ACTION ITEM
Beginning with the first entry, print all the records exactly.

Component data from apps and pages
■ ■ ■ ■ ■ ■ ■
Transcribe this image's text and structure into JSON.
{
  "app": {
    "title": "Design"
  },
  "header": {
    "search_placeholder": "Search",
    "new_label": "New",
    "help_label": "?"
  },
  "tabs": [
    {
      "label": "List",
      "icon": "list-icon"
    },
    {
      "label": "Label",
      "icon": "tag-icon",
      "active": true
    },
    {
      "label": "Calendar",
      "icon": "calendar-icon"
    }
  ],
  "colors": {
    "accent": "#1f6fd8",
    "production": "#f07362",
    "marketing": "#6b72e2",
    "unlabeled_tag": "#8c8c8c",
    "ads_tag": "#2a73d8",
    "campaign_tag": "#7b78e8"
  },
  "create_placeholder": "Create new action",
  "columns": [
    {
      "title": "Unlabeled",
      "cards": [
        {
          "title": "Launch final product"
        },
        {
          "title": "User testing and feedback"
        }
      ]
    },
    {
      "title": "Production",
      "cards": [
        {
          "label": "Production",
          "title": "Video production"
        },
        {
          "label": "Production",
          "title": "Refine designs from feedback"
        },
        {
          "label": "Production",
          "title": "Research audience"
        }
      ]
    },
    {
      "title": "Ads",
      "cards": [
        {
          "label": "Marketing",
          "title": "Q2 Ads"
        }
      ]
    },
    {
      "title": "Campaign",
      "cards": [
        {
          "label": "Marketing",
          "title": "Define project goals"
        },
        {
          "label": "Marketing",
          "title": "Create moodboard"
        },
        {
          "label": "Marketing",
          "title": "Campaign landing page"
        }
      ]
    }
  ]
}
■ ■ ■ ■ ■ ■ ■
SOLUTION TO THE EXERCISE
Transcribe this image's text and structure into JSON.
{
  "app": {
    "title": "Design"
  },
  "header": {
    "search_placeholder": "Search",
    "new_label": "New",
    "help_label": "?"
  },
  "tabs": [
    {
      "label": "List",
      "icon": "list-icon"
    },
    {
      "label": "Label",
      "icon": "tag-icon",
      "active": true
    },
    {
      "label": "Calendar",
      "icon": "calendar-icon"
    }
  ],
  "colors": {
    "accent": "#1f6fd8",
    "production": "#f07362",
    "marketing": "#6b72e2",
    "unlabeled_tag": "#8c8c8c",
    "ads_tag": "#2a73d8",
    "campaign_tag": "#7b78e8"
  },
  "create_placeholder": "Create new action",
  "columns": [
    {
      "title": "Unlabeled",
      "cards": [
        {
          "title": "Launch final product"
        },
        {
          "title": "User testing and feedback"
        }
      ]
    },
    {
      "title": "Production",
      "cards": [
        {
          "label": "Production",
          "title": "Video production"
        },
        {
          "label": "Production",
          "title": "Refine designs from feedback"
        },
        {
          "label": "Production",
          "title": "Research audience"
        }
      ]
    },
    {
      "title": "Ads",
      "cards": [
        {
          "label": "Marketing",
          "title": "Q2 Ads"
        }
      ]
    },
    {
      "title": "Campaign",
      "cards": [
        {
          "label": "Marketing",
          "title": "Define project goals"
        },
        {
          "label": "Marketing",
          "title": "Create moodboard"
        },
        {
          "label": "Marketing",
          "title": "Campaign landing page"
        }
      ]
    }
  ]
}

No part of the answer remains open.